Europe is the current epicentre of the outbreak, recording more than 80% of cases globally.(Photo for representation)

With the number of monkeypox cases increasing rapidly worldwide, the World Health Organization has decided to take a relook on whether the outbreak constitutes a public health emergency of international concern.

Europe is the current epicentre of the outbreak, recording more than 80% of cases globally, according to the WHO. However, since recording is poor in other countries it is quite possible that the exact numbers are not being registered.

WHO's Emergency Committee concluded in June that the outbreak did not meet the criteria for such a declaration.

But as the virus continues to spread, WHO Director-General Tedros Ghebreyesus wants the committee to take up the issue again, based on the latest data around the epidemiology and evolution of the outbreak.

"On monkeypox, I continue to be concerned by the scale and spread of the virus. Across the world, there have now been more than 6,000 cases recorded in 58 countries," the WHO chief said.

Tedros said Wednesday that he will convene the committee during the week of July 18, or sooner if needed.

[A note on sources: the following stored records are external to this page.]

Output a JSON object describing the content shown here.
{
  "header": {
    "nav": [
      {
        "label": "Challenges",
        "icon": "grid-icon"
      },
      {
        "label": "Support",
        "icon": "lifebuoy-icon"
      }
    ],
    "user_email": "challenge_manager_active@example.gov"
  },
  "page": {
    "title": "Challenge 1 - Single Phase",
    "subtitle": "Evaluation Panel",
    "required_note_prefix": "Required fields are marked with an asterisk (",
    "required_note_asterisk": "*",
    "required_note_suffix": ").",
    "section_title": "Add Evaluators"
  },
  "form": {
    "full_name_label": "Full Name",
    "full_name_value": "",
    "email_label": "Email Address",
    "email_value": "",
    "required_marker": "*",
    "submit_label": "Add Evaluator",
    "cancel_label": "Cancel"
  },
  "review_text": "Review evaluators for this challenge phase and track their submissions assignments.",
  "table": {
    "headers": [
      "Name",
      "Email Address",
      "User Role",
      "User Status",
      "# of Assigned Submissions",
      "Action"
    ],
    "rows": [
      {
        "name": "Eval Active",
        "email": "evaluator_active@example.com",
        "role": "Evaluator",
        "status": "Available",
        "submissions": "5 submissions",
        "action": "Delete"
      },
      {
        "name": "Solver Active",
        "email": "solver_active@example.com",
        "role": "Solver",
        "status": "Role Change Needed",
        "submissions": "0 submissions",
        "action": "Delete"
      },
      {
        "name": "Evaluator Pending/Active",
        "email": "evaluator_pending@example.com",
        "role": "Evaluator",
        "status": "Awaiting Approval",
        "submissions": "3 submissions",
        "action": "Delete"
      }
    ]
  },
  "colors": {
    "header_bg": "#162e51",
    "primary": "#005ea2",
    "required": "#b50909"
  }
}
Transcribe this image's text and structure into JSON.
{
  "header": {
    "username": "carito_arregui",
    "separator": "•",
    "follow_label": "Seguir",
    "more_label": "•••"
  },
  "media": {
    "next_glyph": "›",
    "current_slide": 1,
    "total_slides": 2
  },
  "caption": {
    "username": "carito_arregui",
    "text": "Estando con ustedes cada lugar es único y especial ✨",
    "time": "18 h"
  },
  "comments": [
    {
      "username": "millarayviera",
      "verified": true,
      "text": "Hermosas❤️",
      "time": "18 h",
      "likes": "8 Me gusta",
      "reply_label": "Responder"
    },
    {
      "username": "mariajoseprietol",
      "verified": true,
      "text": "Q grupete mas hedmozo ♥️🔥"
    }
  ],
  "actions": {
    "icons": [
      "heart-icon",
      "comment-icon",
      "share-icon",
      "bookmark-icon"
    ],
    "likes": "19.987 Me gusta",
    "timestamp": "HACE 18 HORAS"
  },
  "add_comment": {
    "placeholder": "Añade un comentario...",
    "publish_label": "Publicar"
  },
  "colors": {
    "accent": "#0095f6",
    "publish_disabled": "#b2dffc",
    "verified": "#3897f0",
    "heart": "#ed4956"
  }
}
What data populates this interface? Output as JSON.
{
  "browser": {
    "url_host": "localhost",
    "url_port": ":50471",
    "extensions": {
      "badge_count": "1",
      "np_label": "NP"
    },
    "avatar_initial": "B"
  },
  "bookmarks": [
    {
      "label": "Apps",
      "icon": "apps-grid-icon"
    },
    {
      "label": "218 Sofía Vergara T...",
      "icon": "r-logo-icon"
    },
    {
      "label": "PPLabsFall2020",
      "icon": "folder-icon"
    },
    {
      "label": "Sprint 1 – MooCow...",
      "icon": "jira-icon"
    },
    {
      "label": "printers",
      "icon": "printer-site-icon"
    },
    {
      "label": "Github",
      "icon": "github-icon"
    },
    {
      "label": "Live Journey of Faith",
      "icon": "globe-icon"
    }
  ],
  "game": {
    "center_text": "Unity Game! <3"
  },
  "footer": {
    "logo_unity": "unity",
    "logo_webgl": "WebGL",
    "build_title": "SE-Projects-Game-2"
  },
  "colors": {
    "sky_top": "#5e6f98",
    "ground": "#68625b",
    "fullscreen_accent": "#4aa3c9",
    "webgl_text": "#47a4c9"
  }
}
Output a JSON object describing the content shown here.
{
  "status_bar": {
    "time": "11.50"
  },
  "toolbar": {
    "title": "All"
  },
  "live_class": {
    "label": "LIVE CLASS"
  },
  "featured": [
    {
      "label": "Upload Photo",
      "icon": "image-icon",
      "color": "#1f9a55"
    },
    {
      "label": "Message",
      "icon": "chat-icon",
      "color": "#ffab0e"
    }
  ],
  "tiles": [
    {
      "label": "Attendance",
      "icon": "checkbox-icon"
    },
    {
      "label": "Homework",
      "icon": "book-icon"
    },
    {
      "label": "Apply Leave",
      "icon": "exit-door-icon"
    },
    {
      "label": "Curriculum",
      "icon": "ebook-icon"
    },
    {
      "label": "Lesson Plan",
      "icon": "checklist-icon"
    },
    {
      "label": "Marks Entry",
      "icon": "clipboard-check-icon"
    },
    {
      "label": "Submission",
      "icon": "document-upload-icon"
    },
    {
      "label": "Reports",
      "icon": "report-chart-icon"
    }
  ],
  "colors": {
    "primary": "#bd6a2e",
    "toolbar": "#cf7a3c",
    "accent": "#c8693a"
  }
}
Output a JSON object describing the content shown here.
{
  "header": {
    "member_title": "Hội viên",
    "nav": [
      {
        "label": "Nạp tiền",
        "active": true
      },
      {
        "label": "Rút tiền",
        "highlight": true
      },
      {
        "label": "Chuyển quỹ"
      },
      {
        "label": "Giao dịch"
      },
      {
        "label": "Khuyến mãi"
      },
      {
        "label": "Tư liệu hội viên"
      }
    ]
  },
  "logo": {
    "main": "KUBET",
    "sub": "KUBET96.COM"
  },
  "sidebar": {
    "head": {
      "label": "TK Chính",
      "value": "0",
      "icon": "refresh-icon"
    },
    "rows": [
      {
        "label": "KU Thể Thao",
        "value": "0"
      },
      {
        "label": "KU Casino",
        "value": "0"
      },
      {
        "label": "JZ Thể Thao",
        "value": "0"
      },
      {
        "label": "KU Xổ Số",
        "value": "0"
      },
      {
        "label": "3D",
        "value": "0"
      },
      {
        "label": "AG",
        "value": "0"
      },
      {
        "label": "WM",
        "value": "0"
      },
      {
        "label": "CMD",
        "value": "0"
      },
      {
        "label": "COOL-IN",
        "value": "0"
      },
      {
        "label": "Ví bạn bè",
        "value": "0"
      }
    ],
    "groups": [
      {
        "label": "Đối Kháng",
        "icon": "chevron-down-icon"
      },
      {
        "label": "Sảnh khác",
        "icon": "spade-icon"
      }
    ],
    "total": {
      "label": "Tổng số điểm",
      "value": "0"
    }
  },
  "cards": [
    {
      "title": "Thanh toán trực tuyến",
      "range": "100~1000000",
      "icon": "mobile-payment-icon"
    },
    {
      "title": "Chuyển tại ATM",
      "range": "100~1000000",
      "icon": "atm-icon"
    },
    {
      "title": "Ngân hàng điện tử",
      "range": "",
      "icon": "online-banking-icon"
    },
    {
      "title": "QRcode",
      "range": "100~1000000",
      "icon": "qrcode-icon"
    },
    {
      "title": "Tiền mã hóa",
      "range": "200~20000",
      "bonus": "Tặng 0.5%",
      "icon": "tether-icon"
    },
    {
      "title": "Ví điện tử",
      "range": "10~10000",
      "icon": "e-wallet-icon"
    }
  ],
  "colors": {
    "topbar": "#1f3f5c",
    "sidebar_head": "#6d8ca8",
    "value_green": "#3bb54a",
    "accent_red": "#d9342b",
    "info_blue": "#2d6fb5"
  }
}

WHO defines a public health emergency of international concern as an extraordinary event that constitutes a public health risk to other States through the international spread of disease and that may potentially require a coordinated international response.

"Testing remains a challenge, and it's highly probable that there are a significant number of cases not being picked up," Tedros explained.

Monkeypox, a viral disease, occurs mostly in central and western Africa, where the virus is endemic — but as part of the latest outbreak, the virus has spread to many other regions of the world for the first time.

Cases are also being reported in African countries that previously were not affected by the virus, and in those places where the virus is endemic, record numbers are being recorded, Tedros said Wednesday.

WHO is working with countries and vaccine manufacturers to coordinate sharing of vaccines for monkeypox, which are scarce. The organization is also working with groups to break the stigma around the virus and spread information to help protect people.

Early data on the outbreak has suggested that gay and bisexual men and other men who have sex with men make up a high number of reported cases, leading to concern about stigmatizing the disease and the LGBTQ community.

However, anyone who has been in close contact with someone who has the virus can be at risk.